● Records contained in a dataset
··········
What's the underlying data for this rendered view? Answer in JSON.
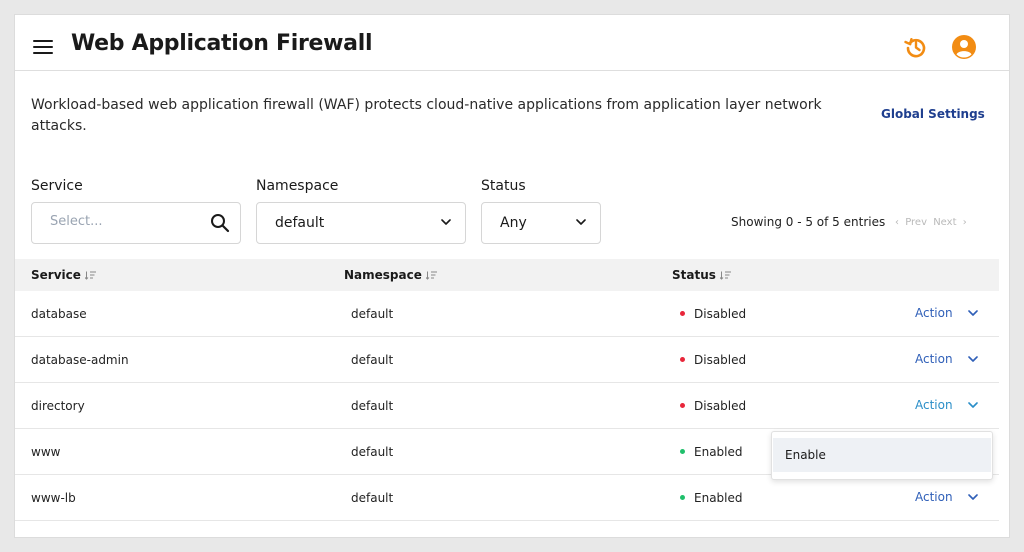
{
  "header": {
    "title": "Web Application Firewall",
    "history_icon": "history-icon",
    "user_icon": "user-account-icon",
    "accent_color": "#f28c13"
  },
  "description": "Workload-based web application firewall (WAF) protects cloud-native applications from application layer network attacks.",
  "global_settings_label": "Global Settings",
  "filters": {
    "service": {
      "label": "Service",
      "placeholder": "Select...",
      "value": ""
    },
    "namespace": {
      "label": "Namespace",
      "value": "default"
    },
    "status": {
      "label": "Status",
      "value": "Any"
    }
  },
  "pagination": {
    "showing": "Showing 0 - 5 of 5 entries",
    "prev": "Prev",
    "next": "Next"
  },
  "table": {
    "columns": [
      "Service",
      "Namespace",
      "Status"
    ],
    "action_label": "Action",
    "rows": [
      {
        "service": "database",
        "namespace": "default",
        "status": "Disabled",
        "status_color": "#e8263a"
      },
      {
        "service": "database-admin",
        "namespace": "default",
        "status": "Disabled",
        "status_color": "#e8263a"
      },
      {
        "service": "directory",
        "namespace": "default",
        "status": "Disabled",
        "status_color": "#e8263a"
      },
      {
        "service": "www",
        "namespace": "default",
        "status": "Enabled",
        "status_color": "#1fbf6b"
      },
      {
        "service": "www-lb",
        "namespace": "default",
        "status": "Enabled",
        "status_color": "#1fbf6b"
      }
    ]
  },
  "action_menu": {
    "items": [
      "Enable"
    ]
  }
}
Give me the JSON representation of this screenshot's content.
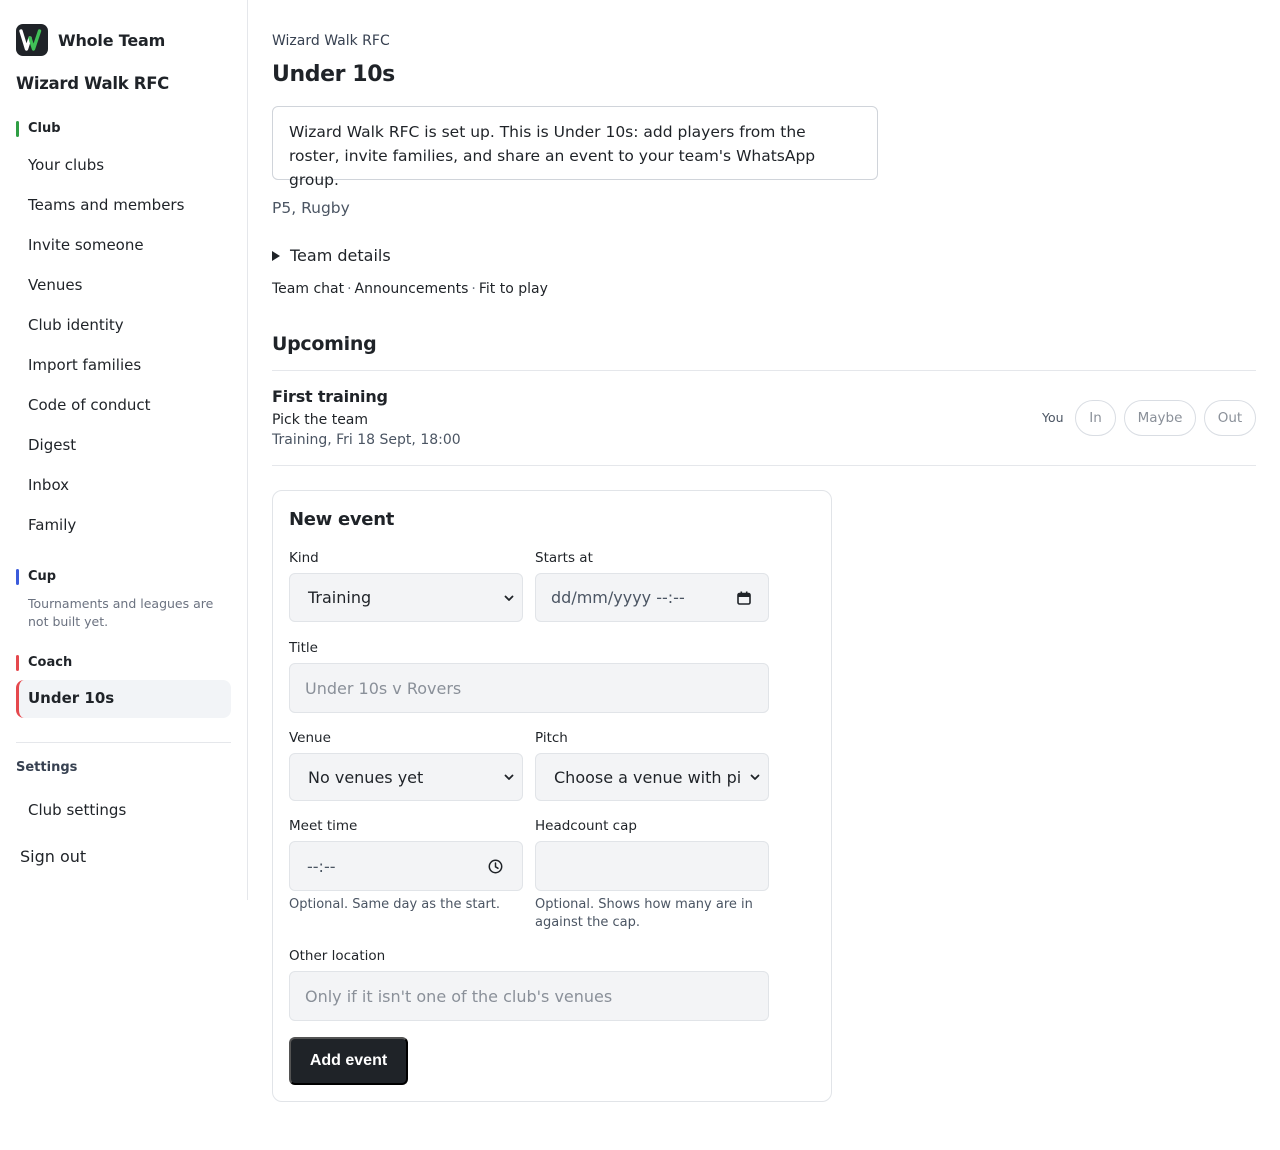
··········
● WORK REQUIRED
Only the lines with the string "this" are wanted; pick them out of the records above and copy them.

● WRITTEN SOLUTION
What's the underlying data for this rendered view? Answer in JSON.
Give me the JSON representation of this screenshot's content.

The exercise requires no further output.